The sanctuaries were divided into five geographic clusters. Madhya Pradesh’s Pench sanctuary and Kerala’s Periyar sanctuary emerged as the best managed tiger reserves in the country. The top performers scored 93.75%. The Dampa and Rajaji reserves, in Mizoram and Uttarakhand respectively, were left at the bottom of the ladder with a score of 42.97% and 44.53% respectively. A score of 41% and above was marked as ‘fair’ and those 75% and above rated ‘very good.’
State wise performance
Kerala had the best kept reserves followed by Madhya Pradesh. Chhattisgarh was the ‘least performing State’ in reserve management.
Why Pench performed best?
Pench was a well-managed reserve because it had a season-wise biodiversity plan as well as flying squads and tactical patrolling for managing security.

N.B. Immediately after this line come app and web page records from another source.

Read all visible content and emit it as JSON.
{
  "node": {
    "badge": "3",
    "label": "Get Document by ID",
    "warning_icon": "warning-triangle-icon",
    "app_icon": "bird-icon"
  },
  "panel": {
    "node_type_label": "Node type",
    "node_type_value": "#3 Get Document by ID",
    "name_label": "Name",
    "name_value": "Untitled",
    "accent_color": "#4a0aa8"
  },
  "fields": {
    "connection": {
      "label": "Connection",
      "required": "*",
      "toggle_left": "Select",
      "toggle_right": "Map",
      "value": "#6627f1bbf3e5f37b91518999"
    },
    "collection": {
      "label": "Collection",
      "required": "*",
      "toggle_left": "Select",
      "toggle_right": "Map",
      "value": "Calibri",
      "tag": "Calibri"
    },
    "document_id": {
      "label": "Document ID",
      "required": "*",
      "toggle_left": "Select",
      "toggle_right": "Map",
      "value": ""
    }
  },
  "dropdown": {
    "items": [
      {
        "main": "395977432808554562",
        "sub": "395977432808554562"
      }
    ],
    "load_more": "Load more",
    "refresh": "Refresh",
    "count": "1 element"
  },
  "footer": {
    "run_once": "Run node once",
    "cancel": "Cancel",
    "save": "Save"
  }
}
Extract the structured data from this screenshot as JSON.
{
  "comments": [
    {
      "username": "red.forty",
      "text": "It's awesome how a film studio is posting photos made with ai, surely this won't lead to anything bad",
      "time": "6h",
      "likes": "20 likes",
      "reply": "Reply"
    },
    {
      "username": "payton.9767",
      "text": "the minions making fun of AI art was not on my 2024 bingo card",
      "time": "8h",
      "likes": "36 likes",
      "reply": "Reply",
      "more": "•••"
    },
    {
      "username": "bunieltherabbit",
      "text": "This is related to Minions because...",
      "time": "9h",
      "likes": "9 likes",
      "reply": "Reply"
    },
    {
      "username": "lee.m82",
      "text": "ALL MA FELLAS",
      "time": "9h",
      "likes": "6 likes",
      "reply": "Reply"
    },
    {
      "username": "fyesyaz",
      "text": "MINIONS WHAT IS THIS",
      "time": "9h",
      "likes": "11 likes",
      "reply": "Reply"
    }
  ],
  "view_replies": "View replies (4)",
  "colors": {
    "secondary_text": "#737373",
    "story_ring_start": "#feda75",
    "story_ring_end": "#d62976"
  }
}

There were regular meetings with local communities and funds collected from tourism were largely making it to the authorities for conservation purposes, the report added.
However, there were challenges too. The National Highway 7 passing through the Pench sanctuary also bisected the Kanha Pench tiger corridor and had been responsible for tiger deaths. There were also several cases of electrocution deaths of animals.